01:17:20 | Interior steelworks, sample taken from furnace
01:17:41 | Laboratory - researchers performing chemical analyses
01:17:58 | Interview Dr. John Willis in laboratory with Atomic absorption apparatus
01:19:23 | Interview Dr. Alan Walsh
01:19:55 | Exterior Royal Alexandra Hospital for Children, Sydney, ambulancepulls up at door
01:20:07 | Interview Dr. John Harley, Research Director, outside hospital
01:20:32 | Hospital war, babies and children in cots, tended by nurses, bloodsample taken
01:20:46 | Sample analysed on Atomic absorption spectrometer
01:20:55 | Electroplating - sample taken from solution in tank, samples ofelectroplating in normal and contaminated electro deposits, Mr. RossJohnson explaining samples
01:22:00 | Scientist using Atomic absorption spectrometer
01:22:18 | Wine cellar sample of wine taken from large wine barrel, Mr. RayBeckwith, Penfolds Wines, tastes sample explains use of Atomic absorptionspectrometer in winemaking, samples analysed in laboratory
01:23:35 | Diesel locomotive passenger train passing railway crossing
01:23:49 | Conrad Heerdt, Commonwealth Railways in laboratory, discusses useof Atomic absorption spectrometer for analysis of used lubricating oilfrom diesel engines, Diesel locomotive in rail yard, inside locomotive,taking sample of lube oil, analyses in laboratory
01:24:57 | Elements highlighted on chart, bulk analyses in laboratory, andin field, Mobile laboratory driven up hill through bush
01:25:29 | Core samples taken from corer to storage box, cores broken withgeological hammer, analysed in mobile lab using Atomic absorption spectrometry
01:26:04 | Interior laboratory - bulk geochemical analyses
01:26:24 | Interview - Mr. Albert Brown
01:27:09 | Atomic absorption spectrometry books on shelf
01:27:19 | Interview Dr. Alan Walsh
01:27:44 | Draughting office
01:27:53 | Varian Techtron Pty. Ltd. production line operators at work benches,assembling Atomic absorption apparatus, glass blowing sealing glasswarejoints
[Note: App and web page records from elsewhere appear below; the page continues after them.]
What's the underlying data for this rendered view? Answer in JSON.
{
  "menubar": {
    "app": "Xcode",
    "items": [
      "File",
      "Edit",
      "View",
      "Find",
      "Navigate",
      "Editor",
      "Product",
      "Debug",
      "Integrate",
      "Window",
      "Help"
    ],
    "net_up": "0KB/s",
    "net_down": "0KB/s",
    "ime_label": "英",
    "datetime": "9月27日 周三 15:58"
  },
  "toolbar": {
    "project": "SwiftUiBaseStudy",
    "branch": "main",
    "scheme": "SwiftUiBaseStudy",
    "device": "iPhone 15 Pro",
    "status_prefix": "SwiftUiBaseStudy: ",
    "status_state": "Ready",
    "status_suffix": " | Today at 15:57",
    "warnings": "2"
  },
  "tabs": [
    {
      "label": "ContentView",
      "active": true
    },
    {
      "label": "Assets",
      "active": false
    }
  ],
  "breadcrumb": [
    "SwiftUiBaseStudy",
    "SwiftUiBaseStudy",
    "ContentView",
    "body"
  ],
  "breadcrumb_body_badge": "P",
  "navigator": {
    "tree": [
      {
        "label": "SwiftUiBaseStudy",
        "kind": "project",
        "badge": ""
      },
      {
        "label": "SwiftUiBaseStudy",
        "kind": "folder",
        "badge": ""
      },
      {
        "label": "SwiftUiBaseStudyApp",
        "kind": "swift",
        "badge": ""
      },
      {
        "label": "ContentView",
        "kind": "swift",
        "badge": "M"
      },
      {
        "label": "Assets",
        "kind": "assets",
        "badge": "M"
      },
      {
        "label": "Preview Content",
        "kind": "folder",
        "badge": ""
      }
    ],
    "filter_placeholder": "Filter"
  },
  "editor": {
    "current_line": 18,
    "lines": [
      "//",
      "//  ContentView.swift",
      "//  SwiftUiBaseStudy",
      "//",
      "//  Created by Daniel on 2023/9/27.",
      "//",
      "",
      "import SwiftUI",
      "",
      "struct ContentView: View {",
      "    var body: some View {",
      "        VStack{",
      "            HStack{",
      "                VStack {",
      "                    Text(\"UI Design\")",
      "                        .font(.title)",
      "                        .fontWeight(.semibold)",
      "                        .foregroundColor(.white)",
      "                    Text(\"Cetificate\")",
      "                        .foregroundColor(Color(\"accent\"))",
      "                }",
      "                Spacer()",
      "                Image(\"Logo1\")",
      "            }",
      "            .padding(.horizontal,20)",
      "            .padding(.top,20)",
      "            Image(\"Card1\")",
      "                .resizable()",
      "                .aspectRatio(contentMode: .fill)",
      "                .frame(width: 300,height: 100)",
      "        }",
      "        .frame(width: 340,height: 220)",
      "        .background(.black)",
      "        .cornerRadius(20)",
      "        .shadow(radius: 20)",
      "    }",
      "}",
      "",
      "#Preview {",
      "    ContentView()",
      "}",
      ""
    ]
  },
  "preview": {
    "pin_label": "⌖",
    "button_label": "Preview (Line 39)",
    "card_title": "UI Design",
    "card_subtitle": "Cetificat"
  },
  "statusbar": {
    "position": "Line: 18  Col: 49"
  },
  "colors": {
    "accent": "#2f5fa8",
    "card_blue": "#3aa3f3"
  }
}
01:28:16 | CSIRO Division of Chemical Physics laboratory general dialogue overwork in laboratory, Dr. Alan Walsh talking with staff members in laboratory,Atomic absorption apparatus being used
01:29:39 | Exterior CSIRO Division of Chemical Physics, car driving past
01:30:35 | End